after twice writing the Cyrenica, he was leader of an archaeological
expedition sent to Cyrene by the Archaeological Institute of America
and the Bostom Museum of Fine Arts.
At the outbreak of the Great War he was organizer, chief and leader of the American Volunteer Ambulance Corps, which during its three years of service won distinction and a heroic memory through the devotion and courage of its members. When, at the entrance of our country into the war in 1917, the government took over all volunteer organizations, Richard Norton went into our naval intelligence, but his health had been undermined and he died in Paris August 2, 1918. Their daughter, Susan, and her mother reside at 1921 Kalorama Road, Washington, D.C. Child:
1. Susan, b. May 3, 1902, at Rome, Italy. (B44,126,1)
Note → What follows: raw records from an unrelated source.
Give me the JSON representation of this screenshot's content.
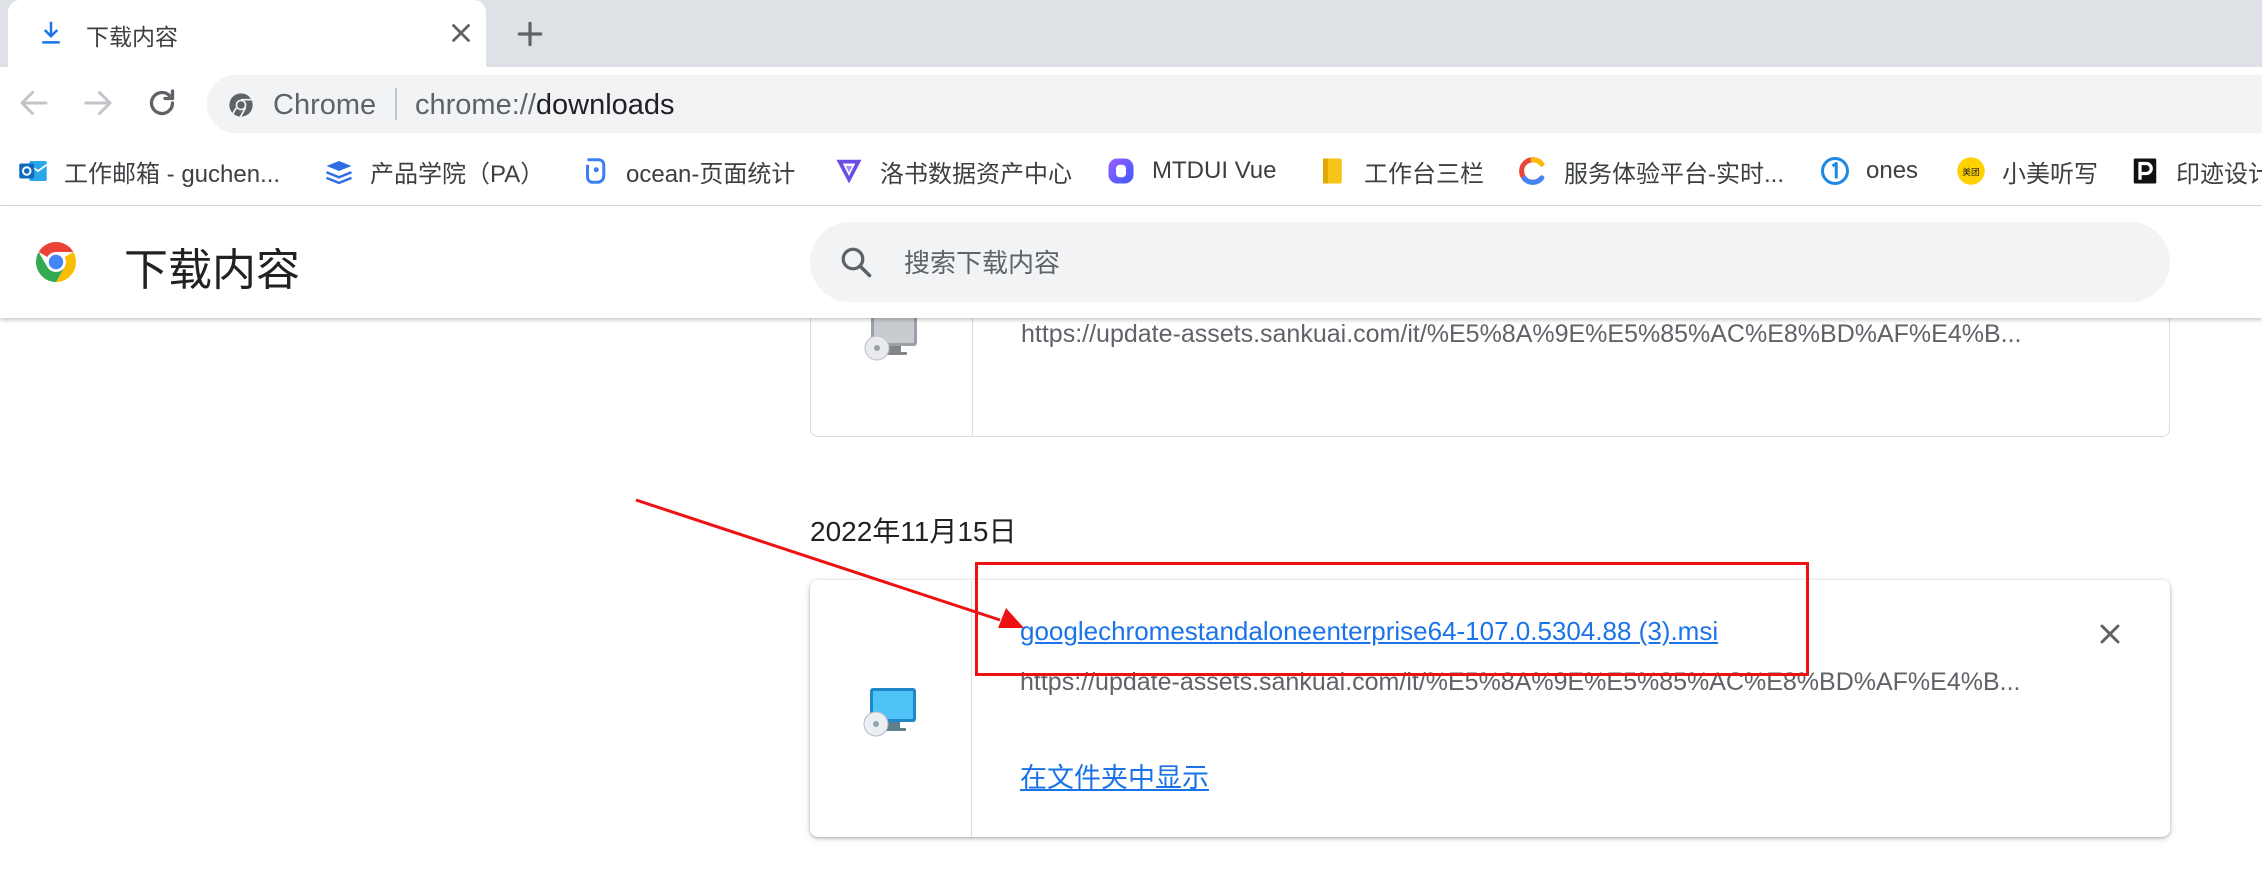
{
  "window": {
    "tab": {
      "title": "下载内容",
      "icon": "download-icon"
    },
    "new_tab_icon": "plus-icon"
  },
  "toolbar": {
    "omnibox": {
      "chip_label": "Chrome",
      "url_scheme": "chrome://",
      "url_path": "downloads"
    }
  },
  "bookmarks": [
    {
      "label": "工作邮箱 - guchen...",
      "icon": "outlook-icon",
      "color": "#0f6cbd"
    },
    {
      "label": "产品学院（PA）",
      "icon": "stack-icon",
      "color": "#2f6ee4"
    },
    {
      "label": "ocean-页面统计",
      "icon": "ocean-icon",
      "color": "#3d7ef7"
    },
    {
      "label": "洛书数据资产中心",
      "icon": "luoshu-icon",
      "color": "#6b4ce6"
    },
    {
      "label": "MTDUI Vue",
      "icon": "mtdui-icon",
      "color": "#6a3df0"
    },
    {
      "label": "工作台三栏",
      "icon": "folder-icon",
      "color": "#f5c518"
    },
    {
      "label": "服务体验平台-实时...",
      "icon": "c-logo-icon",
      "color": "#e8453c"
    },
    {
      "label": "ones",
      "icon": "ones-icon",
      "color": "#1e88e5"
    },
    {
      "label": "小美听写",
      "icon": "meituan-icon",
      "color": "#ffd100"
    },
    {
      "label": "印迹设计",
      "icon": "yinji-icon",
      "color": "#111111"
    }
  ],
  "downloads_page": {
    "title": "下载内容",
    "search_placeholder": "搜索下载内容",
    "items_above": [
      {
        "url": "https://update-assets.sankuai.com/it/%E5%8A%9E%E5%85%AC%E8%BD%AF%E4%B..."
      }
    ],
    "groups": [
      {
        "date": "2022年11月15日",
        "items": [
          {
            "file_name": "googlechromestandaloneenterprise64-107.0.5304.88 (3).msi",
            "url": "https://update-assets.sankuai.com/it/%E5%8A%9E%E5%85%AC%E8%BD%AF%E4%B...",
            "action": "在文件夹中显示"
          }
        ]
      }
    ]
  },
  "colors": {
    "link": "#1a73e8",
    "annotation": "#ee1111",
    "tabstrip": "#dee1e6"
  }
}
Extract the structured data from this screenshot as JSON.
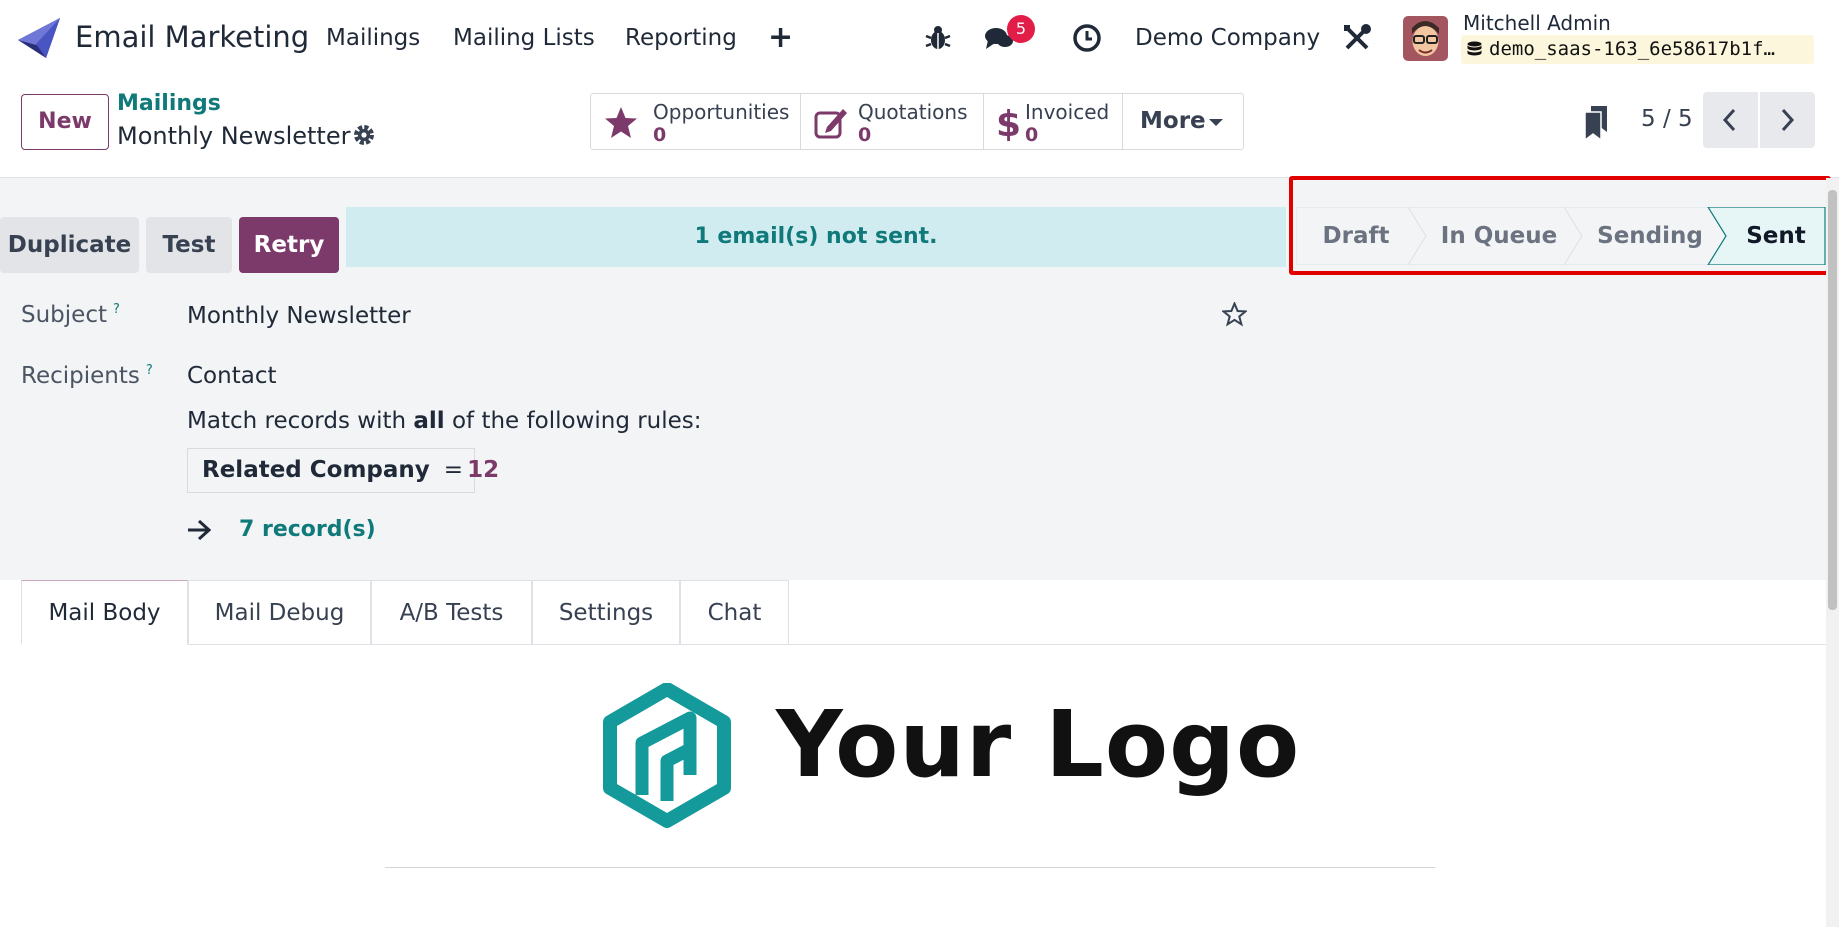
{
  "navbar": {
    "app_title": "Email Marketing",
    "menu": [
      "Mailings",
      "Mailing Lists",
      "Reporting"
    ],
    "plus": "+",
    "notifications_count": "5",
    "company": "Demo Company",
    "user_name": "Mitchell Admin",
    "database": "demo_saas-163_6e58617b1f…",
    "icons": [
      "bug-icon",
      "chat-icon",
      "clock-icon",
      "tools-icon",
      "database-icon"
    ]
  },
  "control_panel": {
    "new_label": "New",
    "breadcrumb_parent": "Mailings",
    "breadcrumb_current": "Monthly Newsletter",
    "stats": [
      {
        "label": "Opportunities",
        "value": "0",
        "icon": "star-icon"
      },
      {
        "label": "Quotations",
        "value": "0",
        "icon": "edit-icon"
      },
      {
        "label": "Invoiced",
        "value": "0",
        "icon": "dollar-icon"
      }
    ],
    "more_label": "More",
    "pager": "5 / 5"
  },
  "form": {
    "buttons": {
      "duplicate": "Duplicate",
      "test": "Test",
      "retry": "Retry"
    },
    "alert": "1  email(s) not sent.",
    "stages": [
      "Draft",
      "In Queue",
      "Sending",
      "Sent"
    ],
    "current_stage": "Sent",
    "subject_label": "Subject",
    "subject_value": "Monthly Newsletter",
    "help_mark": "?",
    "recipients_label": "Recipients",
    "recipients_value": "Contact",
    "rule_intro_before": "Match records with ",
    "rule_intro_bold": "all",
    "rule_intro_after": " of the following rules:",
    "rule": {
      "field": "Related Company",
      "operator": "=",
      "value": "12"
    },
    "records_link": "7 record(s)"
  },
  "tabs": [
    "Mail Body",
    "Mail Debug",
    "A/B Tests",
    "Settings",
    "Chat"
  ],
  "active_tab": "Mail Body",
  "mail_body": {
    "logo_text": "Your Logo"
  },
  "colors": {
    "brand": "#7c3a6a",
    "link": "#107a7a",
    "alert_bg": "#d1ecf1",
    "highlight": "#e00000"
  }
}
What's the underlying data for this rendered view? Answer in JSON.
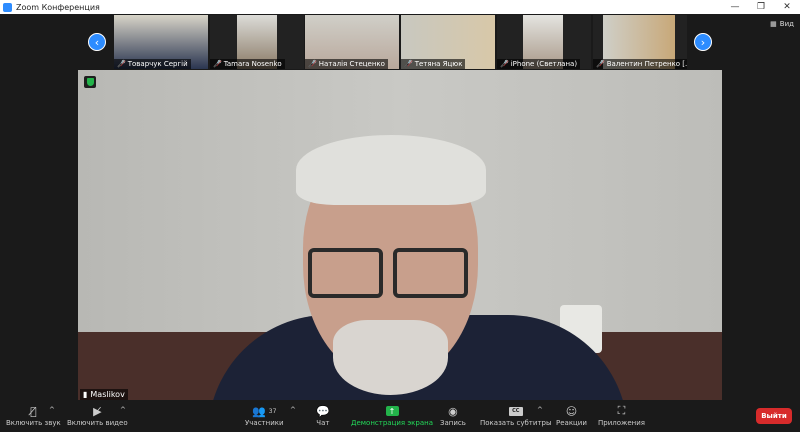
{
  "window": {
    "title": "Zoom Конференция",
    "minimize": "—",
    "restore": "❐",
    "close": "✕"
  },
  "gallery": {
    "view_label": "Вид",
    "participants": [
      {
        "name": "Товарчук Сергій",
        "muted": true
      },
      {
        "name": "Tamara Nosenko",
        "muted": true
      },
      {
        "name": "Наталія Стеценко",
        "muted": true
      },
      {
        "name": "Тетяна Яцюк",
        "muted": true
      },
      {
        "name": "iPhone (Светлана)",
        "muted": true
      },
      {
        "name": "Валентин Петренко [...",
        "muted": true
      }
    ]
  },
  "main_video": {
    "speaker": "Maslikov"
  },
  "toolbar": {
    "unmute": "Включить звук",
    "start_video": "Включить видео",
    "participants": "Участники",
    "participants_count": "37",
    "chat": "Чат",
    "share": "Демонстрация экрана",
    "record": "Запись",
    "captions": "Показать субтитры",
    "captions_icon": "CC",
    "reactions": "Реакции",
    "apps": "Приложения",
    "leave": "Выйти"
  },
  "colors": {
    "accent": "#2d8cff",
    "share": "#23d959",
    "leave": "#d72b2b"
  }
}
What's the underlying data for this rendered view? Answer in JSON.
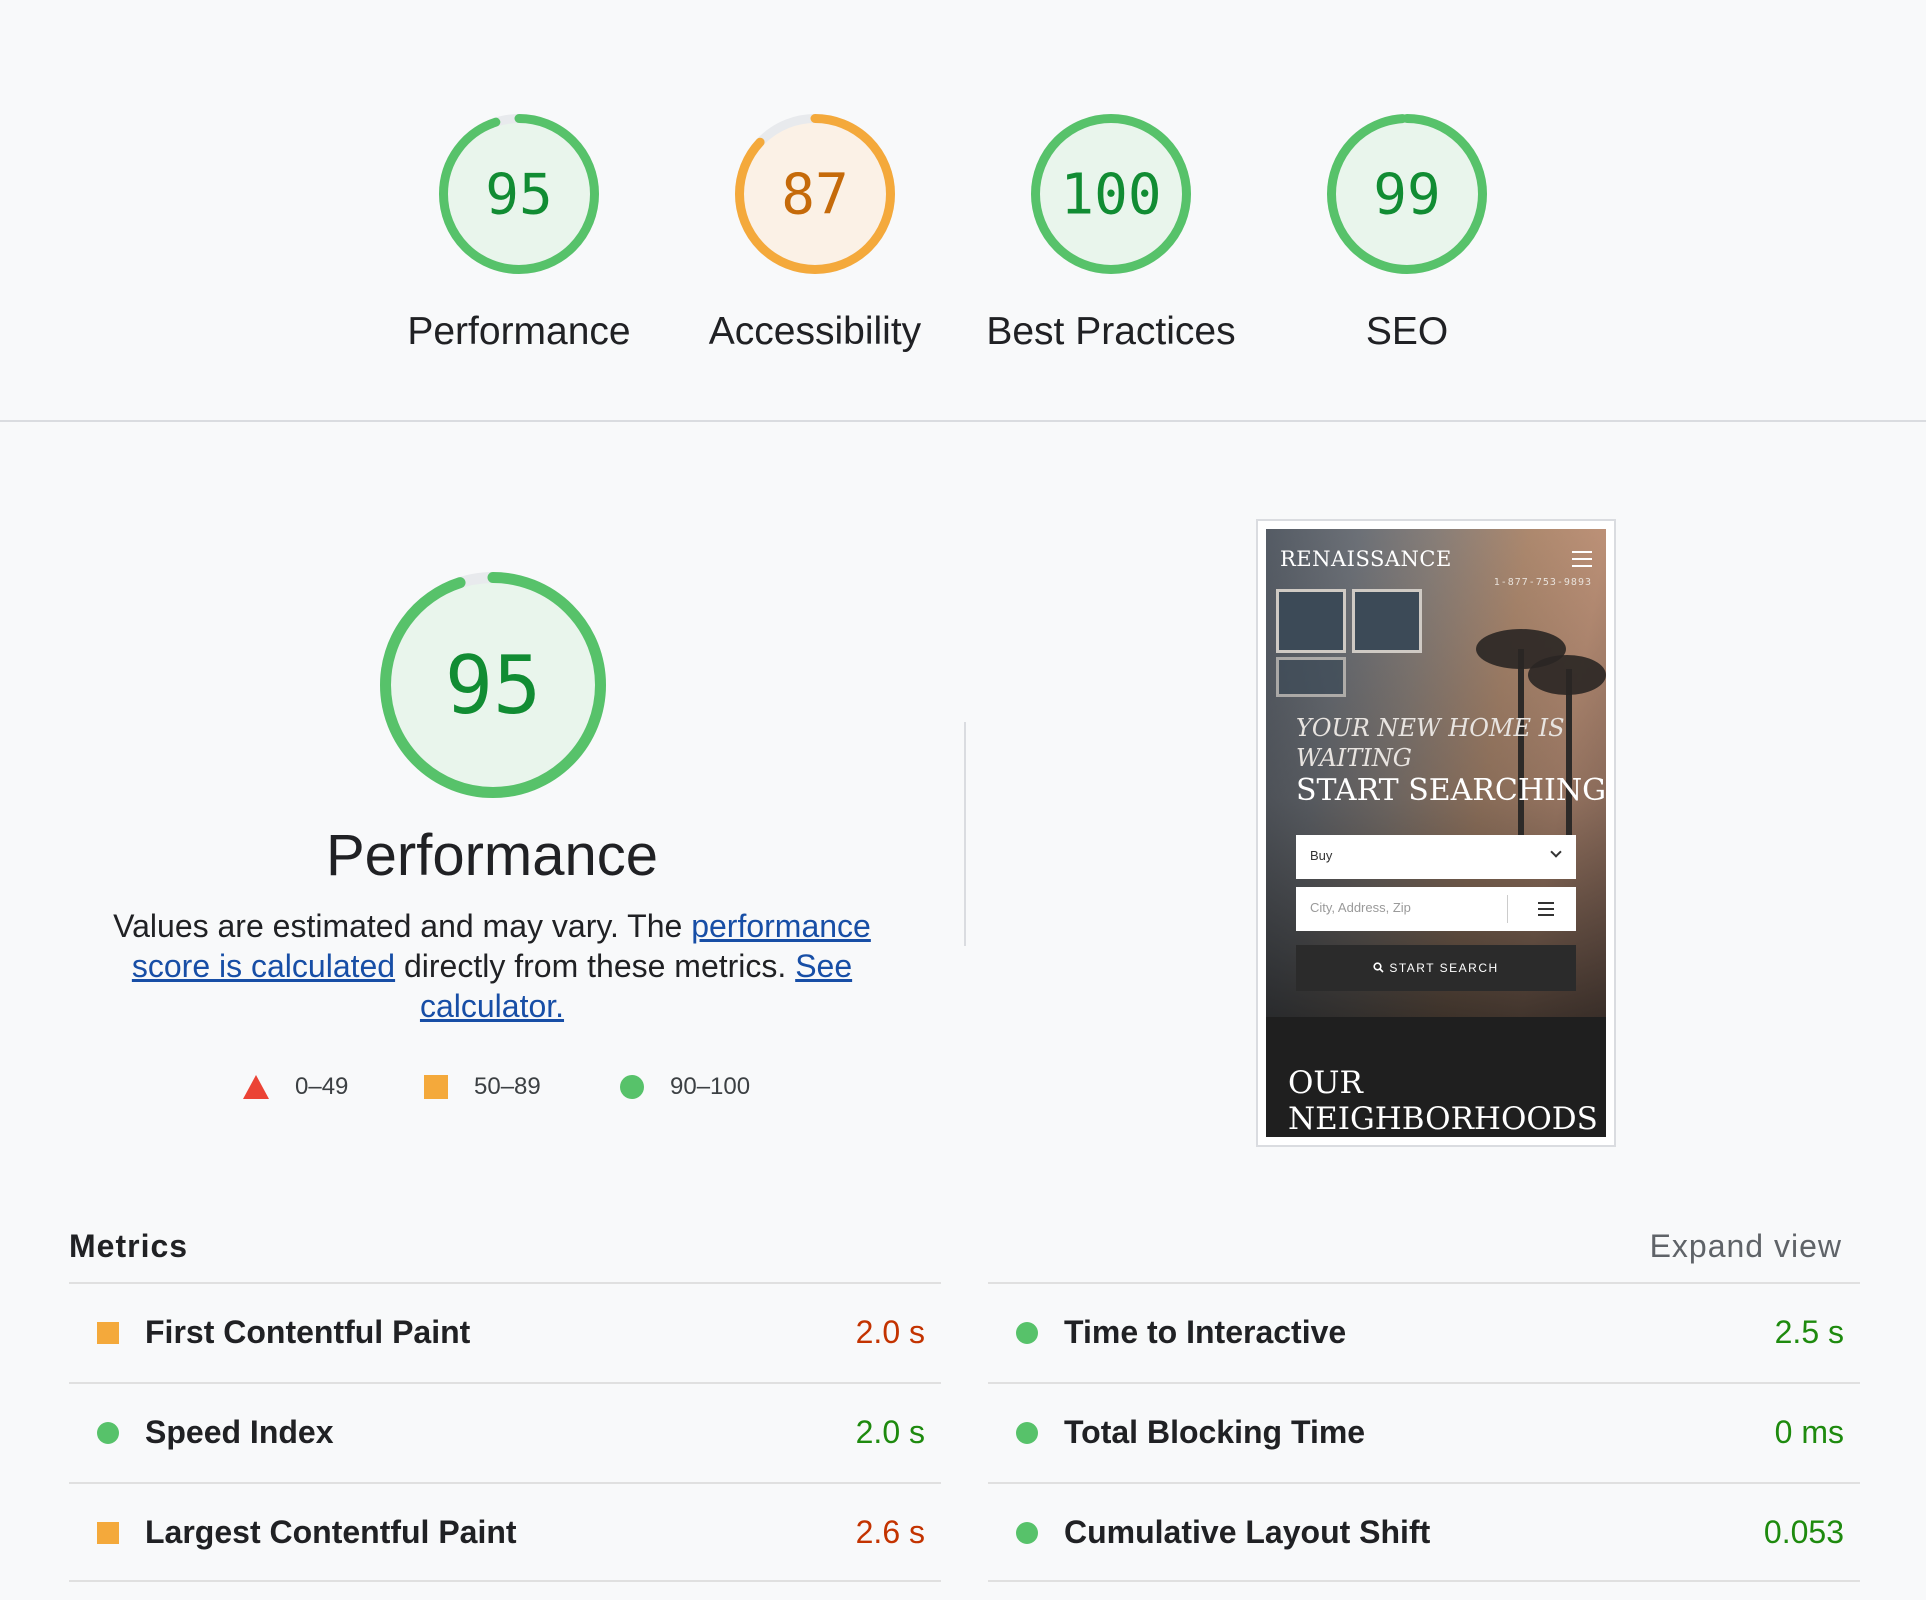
{
  "categories": [
    {
      "score": "95",
      "label": "Performance",
      "fraction": 0.95,
      "status": "pass"
    },
    {
      "score": "87",
      "label": "Accessibility",
      "fraction": 0.87,
      "status": "average"
    },
    {
      "score": "100",
      "label": "Best Practices",
      "fraction": 1.0,
      "status": "pass"
    },
    {
      "score": "99",
      "label": "SEO",
      "fraction": 0.99,
      "status": "pass"
    }
  ],
  "performance": {
    "score": "95",
    "fraction": 0.95,
    "title": "Performance",
    "desc_part1": "Values are estimated and may vary. The ",
    "link1": "performance score is calculated",
    "desc_part2": " directly from these metrics. ",
    "link2": "See calculator."
  },
  "legend": [
    {
      "shape": "triangle",
      "range": "0–49",
      "color": "#eb4335"
    },
    {
      "shape": "square",
      "range": "50–89",
      "color": "#f4a93b"
    },
    {
      "shape": "circle",
      "range": "90–100",
      "color": "#57c26a"
    }
  ],
  "colors": {
    "pass": "#57c26a",
    "pass_bg": "#e9f5ec",
    "pass_text": "#118c33",
    "average": "#f4a93b",
    "average_bg": "#fbf1e6",
    "average_text": "#c56a0a",
    "track": "#e8eaed"
  },
  "screenshot": {
    "logo": "RENAISSANCE",
    "phone": "1-877-753-9893",
    "tagline": "YOUR NEW HOME IS WAITING",
    "heading": "START SEARCHING",
    "select_value": "Buy",
    "input_placeholder": "City, Address, Zip",
    "button_label": "START SEARCH",
    "section_heading": "OUR NEIGHBORHOODS",
    "icons": [
      "menu-icon",
      "chevron-down-icon",
      "filter-icon",
      "search-icon"
    ]
  },
  "metrics": {
    "title": "Metrics",
    "expand_label": "Expand view",
    "left": [
      {
        "name": "First Contentful Paint",
        "value": "2.0 s",
        "status": "average"
      },
      {
        "name": "Speed Index",
        "value": "2.0 s",
        "status": "pass"
      },
      {
        "name": "Largest Contentful Paint",
        "value": "2.6 s",
        "status": "average"
      }
    ],
    "right": [
      {
        "name": "Time to Interactive",
        "value": "2.5 s",
        "status": "pass"
      },
      {
        "name": "Total Blocking Time",
        "value": "0 ms",
        "status": "pass"
      },
      {
        "name": "Cumulative Layout Shift",
        "value": "0.053",
        "status": "pass"
      }
    ]
  }
}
"In her day and generation ladies did not go to schools or belong to clubs. I know no facts about her education. I think that she was born at Owl's Head, Long Island. She lived before her marriage in Stockbridge and Cambridge and after her marriage at Southampton, England. She died in London and was buried in the churchyard of the parish of Stoneham, near Southhampton. Her husband, William Erasmus Darwin, was a banker. I think that the date of his death was in 1915 and was in London. Their lives were unmarked by any outstanding events. There were no children."